[DATA TO USE — start]

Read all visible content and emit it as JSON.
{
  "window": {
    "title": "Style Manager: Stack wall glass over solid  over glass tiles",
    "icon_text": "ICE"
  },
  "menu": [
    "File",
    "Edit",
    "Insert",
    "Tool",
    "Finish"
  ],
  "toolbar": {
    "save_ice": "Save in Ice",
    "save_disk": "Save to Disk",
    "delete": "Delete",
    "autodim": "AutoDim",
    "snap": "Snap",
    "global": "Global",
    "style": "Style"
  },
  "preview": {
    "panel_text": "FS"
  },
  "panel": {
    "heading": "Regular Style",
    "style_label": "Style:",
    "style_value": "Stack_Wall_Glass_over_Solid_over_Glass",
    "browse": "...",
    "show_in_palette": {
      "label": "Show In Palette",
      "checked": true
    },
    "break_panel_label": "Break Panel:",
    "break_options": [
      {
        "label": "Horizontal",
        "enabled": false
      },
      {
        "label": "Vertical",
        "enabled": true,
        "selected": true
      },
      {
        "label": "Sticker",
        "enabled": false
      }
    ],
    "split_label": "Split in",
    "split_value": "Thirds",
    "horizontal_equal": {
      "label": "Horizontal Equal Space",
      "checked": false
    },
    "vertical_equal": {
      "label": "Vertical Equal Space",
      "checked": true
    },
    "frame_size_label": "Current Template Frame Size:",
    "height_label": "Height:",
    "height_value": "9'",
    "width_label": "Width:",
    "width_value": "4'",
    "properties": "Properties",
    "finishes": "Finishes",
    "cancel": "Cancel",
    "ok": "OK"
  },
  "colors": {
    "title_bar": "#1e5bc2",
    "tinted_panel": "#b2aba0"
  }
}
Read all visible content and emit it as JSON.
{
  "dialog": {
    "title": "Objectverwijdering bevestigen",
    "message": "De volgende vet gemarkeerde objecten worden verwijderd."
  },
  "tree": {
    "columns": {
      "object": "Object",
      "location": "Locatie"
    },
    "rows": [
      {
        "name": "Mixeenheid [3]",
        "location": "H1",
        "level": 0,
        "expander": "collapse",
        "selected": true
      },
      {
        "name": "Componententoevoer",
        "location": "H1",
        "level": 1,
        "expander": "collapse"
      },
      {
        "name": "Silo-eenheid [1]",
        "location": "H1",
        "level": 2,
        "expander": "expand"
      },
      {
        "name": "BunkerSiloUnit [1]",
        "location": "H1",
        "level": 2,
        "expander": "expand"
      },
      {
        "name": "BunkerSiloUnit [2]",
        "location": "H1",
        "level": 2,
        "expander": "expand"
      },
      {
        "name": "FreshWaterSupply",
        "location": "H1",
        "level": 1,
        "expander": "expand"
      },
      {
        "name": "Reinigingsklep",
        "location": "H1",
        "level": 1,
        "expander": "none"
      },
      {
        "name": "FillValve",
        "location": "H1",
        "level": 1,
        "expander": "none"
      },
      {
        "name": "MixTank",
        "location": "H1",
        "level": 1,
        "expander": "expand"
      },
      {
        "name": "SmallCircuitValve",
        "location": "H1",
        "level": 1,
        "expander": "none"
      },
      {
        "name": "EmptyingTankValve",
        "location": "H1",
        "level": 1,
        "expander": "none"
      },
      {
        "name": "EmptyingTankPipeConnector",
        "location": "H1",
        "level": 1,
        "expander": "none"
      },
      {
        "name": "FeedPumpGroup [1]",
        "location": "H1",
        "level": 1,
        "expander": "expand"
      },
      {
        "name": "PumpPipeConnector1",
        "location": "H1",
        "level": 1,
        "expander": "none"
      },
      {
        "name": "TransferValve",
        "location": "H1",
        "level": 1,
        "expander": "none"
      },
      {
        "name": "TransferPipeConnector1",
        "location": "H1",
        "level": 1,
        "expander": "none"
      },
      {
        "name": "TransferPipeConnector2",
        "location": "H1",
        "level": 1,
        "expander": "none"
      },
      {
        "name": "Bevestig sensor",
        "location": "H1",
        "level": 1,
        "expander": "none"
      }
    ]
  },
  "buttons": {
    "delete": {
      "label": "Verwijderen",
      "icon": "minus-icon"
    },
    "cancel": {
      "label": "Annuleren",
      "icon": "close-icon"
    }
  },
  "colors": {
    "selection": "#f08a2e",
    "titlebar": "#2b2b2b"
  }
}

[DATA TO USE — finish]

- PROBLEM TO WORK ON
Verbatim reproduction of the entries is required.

- RESULT OF THIS EXERCISE
Read all visible content and emit it as JSON.
{
  "window": {
    "title": "Style Manager: Stack wall glass over solid  over glass tiles",
    "icon_text": "ICE"
  },
  "menu": [
    "File",
    "Edit",
    "Insert",
    "Tool",
    "Finish"
  ],
  "toolbar": {
    "save_ice": "Save in Ice",
    "save_disk": "Save to Disk",
    "delete": "Delete",
    "autodim": "AutoDim",
    "snap": "Snap",
    "global": "Global",
    "style": "Style"
  },
  "preview": {
    "panel_text": "FS"
  },
  "panel": {
    "heading": "Regular Style",
    "style_label": "Style:",
    "style_value": "Stack_Wall_Glass_over_Solid_over_Glass",
    "browse": "...",
    "show_in_palette": {
      "label": "Show In Palette",
      "checked": true
    },
    "break_panel_label": "Break Panel:",
    "break_options": [
      {
        "label": "Horizontal",
        "enabled": false
      },
      {
        "label": "Vertical",
        "enabled": true,
        "selected": true
      },
      {
        "label": "Sticker",
        "enabled": false
      }
    ],
    "split_label": "Split in",
    "split_value": "Thirds",
    "horizontal_equal": {
      "label": "Horizontal Equal Space",
      "checked": false
    },
    "vertical_equal": {
      "label": "Vertical Equal Space",
      "checked": true
    },
    "frame_size_label": "Current Template Frame Size:",
    "height_label": "Height:",
    "height_value": "9'",
    "width_label": "Width:",
    "width_value": "4'",
    "properties": "Properties",
    "finishes": "Finishes",
    "cancel": "Cancel",
    "ok": "OK"
  },
  "colors": {
    "title_bar": "#1e5bc2",
    "tinted_panel": "#b2aba0"
  }
}
Read all visible content and emit it as JSON.
{
  "dialog": {
    "title": "Objectverwijdering bevestigen",
    "message": "De volgende vet gemarkeerde objecten worden verwijderd."
  },
  "tree": {
    "columns": {
      "object": "Object",
      "location": "Locatie"
    },
    "rows": [
      {
        "name": "Mixeenheid [3]",
        "location": "H1",
        "level": 0,
        "expander": "collapse",
        "selected": true
      },
      {
        "name": "Componententoevoer",
        "location": "H1",
        "level": 1,
        "expander": "collapse"
      },
      {
        "name": "Silo-eenheid [1]",
        "location": "H1",
        "level": 2,
        "expander": "expand"
      },
      {
        "name": "BunkerSiloUnit [1]",
        "location": "H1",
        "level": 2,
        "expander": "expand"
      },
      {
        "name": "BunkerSiloUnit [2]",
        "location": "H1",
        "level": 2,
        "expander": "expand"
      },
      {
        "name": "FreshWaterSupply",
        "location": "H1",
        "level": 1,
        "expander": "expand"
      },
      {
        "name": "Reinigingsklep",
        "location": "H1",
        "level": 1,
        "expander": "none"
      },
      {
        "name": "FillValve",
        "location": "H1",
        "level": 1,
        "expander": "none"
      },
      {
        "name": "MixTank",
        "location": "H1",
        "level": 1,
        "expander": "expand"
      },
      {
        "name": "SmallCircuitValve",
        "location": "H1",
        "level": 1,
        "expander": "none"
      },
      {
        "name": "EmptyingTankValve",
        "location": "H1",
        "level": 1,
        "expander": "none"
      },
      {
        "name": "EmptyingTankPipeConnector",
        "location": "H1",
        "level": 1,
        "expander": "none"
      },
      {
        "name": "FeedPumpGroup [1]",
        "location": "H1",
        "level": 1,
        "expander": "expand"
      },
      {
        "name": "PumpPipeConnector1",
        "location": "H1",
        "level": 1,
        "expander": "none"
      },
      {
        "name": "TransferValve",
        "location": "H1",
        "level": 1,
        "expander": "none"
      },
      {
        "name": "TransferPipeConnector1",
        "location": "H1",
        "level": 1,
        "expander": "none"
      },
      {
        "name": "TransferPipeConnector2",
        "location": "H1",
        "level": 1,
        "expander": "none"
      },
      {
        "name": "Bevestig sensor",
        "location": "H1",
        "level": 1,
        "expander": "none"
      }
    ]
  },
  "buttons": {
    "delete": {
      "label": "Verwijderen",
      "icon": "minus-icon"
    },
    "cancel": {
      "label": "Annuleren",
      "icon": "close-icon"
    }
  },
  "colors": {
    "selection": "#f08a2e",
    "titlebar": "#2b2b2b"
  }
}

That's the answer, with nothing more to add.